While hundreds of thousands have been freed from paying these unconstitutional fees, many unions still are making it as difficult as possible for workers to exercise their rights.

The Liberty Justice Center, for example, is representing two University of California system workers who resigned from their unions and opted out of paying union fees in the wake of Janus vs. AFSCME.

Despite the Supreme Court's decision, the workers say the university continues to deduct these fees. Similar lawsuits have been filed in Pennsylvania, Michigan, Oregon and elsewhere.

"Unfortunately, thousands more government workers are facing obstacles exercising their Janus rights," Janus said. "My fight on their behalf will continue until all government workers can easily exercise their right to choose whether to support a union or not."

MyNewsLA.com: University of California Employees Sue Over Union Dues

Two University of California employees filed a federal lawsuit in Los Angeles, alleging union dues were illegally deducted from their paychecks despite a U.S. Supreme Court ruling that public workers are not required to pay fees to the unions representing them, it was announced Thursday.

Fox News: California workers sue union for holding them 'against their will,' despite landmark ruling

Two University of California system employees claim they are effectively being held "against their will" and forced to pay monthly union dues, despite a landmark Supreme Court ruling last summer barring public-sector unions from requiring nonmembers to pay so-called agency fees without their consent.

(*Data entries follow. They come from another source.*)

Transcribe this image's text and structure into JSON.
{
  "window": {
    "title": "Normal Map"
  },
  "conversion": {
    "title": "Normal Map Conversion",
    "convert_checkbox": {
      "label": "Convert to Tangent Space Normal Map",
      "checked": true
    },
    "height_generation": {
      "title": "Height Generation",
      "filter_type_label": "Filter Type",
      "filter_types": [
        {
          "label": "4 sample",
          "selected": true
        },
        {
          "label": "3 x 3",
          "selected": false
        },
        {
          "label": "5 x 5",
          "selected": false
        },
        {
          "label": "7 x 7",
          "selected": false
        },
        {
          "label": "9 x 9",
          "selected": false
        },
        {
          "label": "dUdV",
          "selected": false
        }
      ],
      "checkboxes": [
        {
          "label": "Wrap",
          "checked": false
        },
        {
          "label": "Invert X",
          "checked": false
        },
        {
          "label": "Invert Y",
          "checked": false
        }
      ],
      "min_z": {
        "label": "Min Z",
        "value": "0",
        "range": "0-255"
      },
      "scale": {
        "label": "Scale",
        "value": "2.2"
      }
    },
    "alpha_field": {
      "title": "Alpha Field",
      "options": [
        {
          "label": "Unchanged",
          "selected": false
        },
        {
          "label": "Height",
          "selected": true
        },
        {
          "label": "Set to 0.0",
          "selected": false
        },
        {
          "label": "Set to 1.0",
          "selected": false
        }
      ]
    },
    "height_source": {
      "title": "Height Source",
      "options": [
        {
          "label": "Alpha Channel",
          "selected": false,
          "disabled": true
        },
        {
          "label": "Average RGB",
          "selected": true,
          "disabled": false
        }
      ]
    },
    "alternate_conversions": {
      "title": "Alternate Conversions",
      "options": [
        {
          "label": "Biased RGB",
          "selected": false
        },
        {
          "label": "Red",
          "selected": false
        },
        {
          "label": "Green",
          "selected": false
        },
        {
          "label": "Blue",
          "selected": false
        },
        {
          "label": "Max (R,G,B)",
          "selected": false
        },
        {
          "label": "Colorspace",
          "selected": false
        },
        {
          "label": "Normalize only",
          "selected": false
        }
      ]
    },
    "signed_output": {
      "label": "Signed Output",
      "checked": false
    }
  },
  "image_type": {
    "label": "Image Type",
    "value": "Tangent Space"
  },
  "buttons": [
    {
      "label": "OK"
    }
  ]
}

Philadelphia Inquirer: Pennsylvania is hub for post-Janus lawsuits

Shalea Oliver had been trying to leave her union for more than a year when she found a website offering help.

It had a template resignation letter that she could send to her union, SEIU Local 668, and a form to fill out if the letter wasn’t effective, which she did. Next, an organization called the Liberty Justice Center got in touch.

National Review runs feature story on Mark Janus

National Review features Mark Janus in their March issue. Meet Mark Janus, the man who ended compulsory union dues.

He asked the Supreme Court to acknowledge his First Amendment rights, and it did.

An average guy, provoked enough, can accomplish things that are above average.

Mark Janus is such a guy. Provoked by what he believed was a bald violation of his First Amendment rights, he took action to see them protected. And he prevailed. Big time, as an average guy might say.

LebTown: County faces lawsuit over alleged unauthorized deduction of union dues

Four Lebanon County employees have filed a federal complaint against the county and Teamsters Local 429 for unauthorized deductions of union dues from their paychecks.

A core issue of the lawsuit will be whether authorizations for the deduction of union dues provided before the June 2018 SCOTUS decision serve as freely given consent, given that there was no alternative save for non-employment at the time.

Lebanon Daily News: Lebanon County employees sue over forced union dues

The Lebanon County lawsuit says the four employees informed Teamsters in July and September that they wished to resign from the union and to stop the withholding of union fees from their paychecks. The union insisted they could not immediately resign, the complaint alleges.

An attorney for the four employees then asked Lebanon County in October to stop withholding dues, but the county did not, it continues.

'Like it was a blood contract': State worker suing SEIU 668 details long road to exit union

Since 2014, Shalea Oliver has seen thousands of dollars removed from her paycheck to fund an organization and political efforts that she does not support. When she tried to push back against those deductions, she faced indifference and a refusal to help from the very people who claimed to represent her.

Pennsylvania Watchdog: Unions kept collecting dues after workers quit

Pennsylvania lawmakers were warned last fall that if the state didn't amend its laws to comply with the terms of the U.S. Supreme Court’s landmark Janus v. AFSCME ruling, the result could be a host of legal complications. That warning is now ringing true.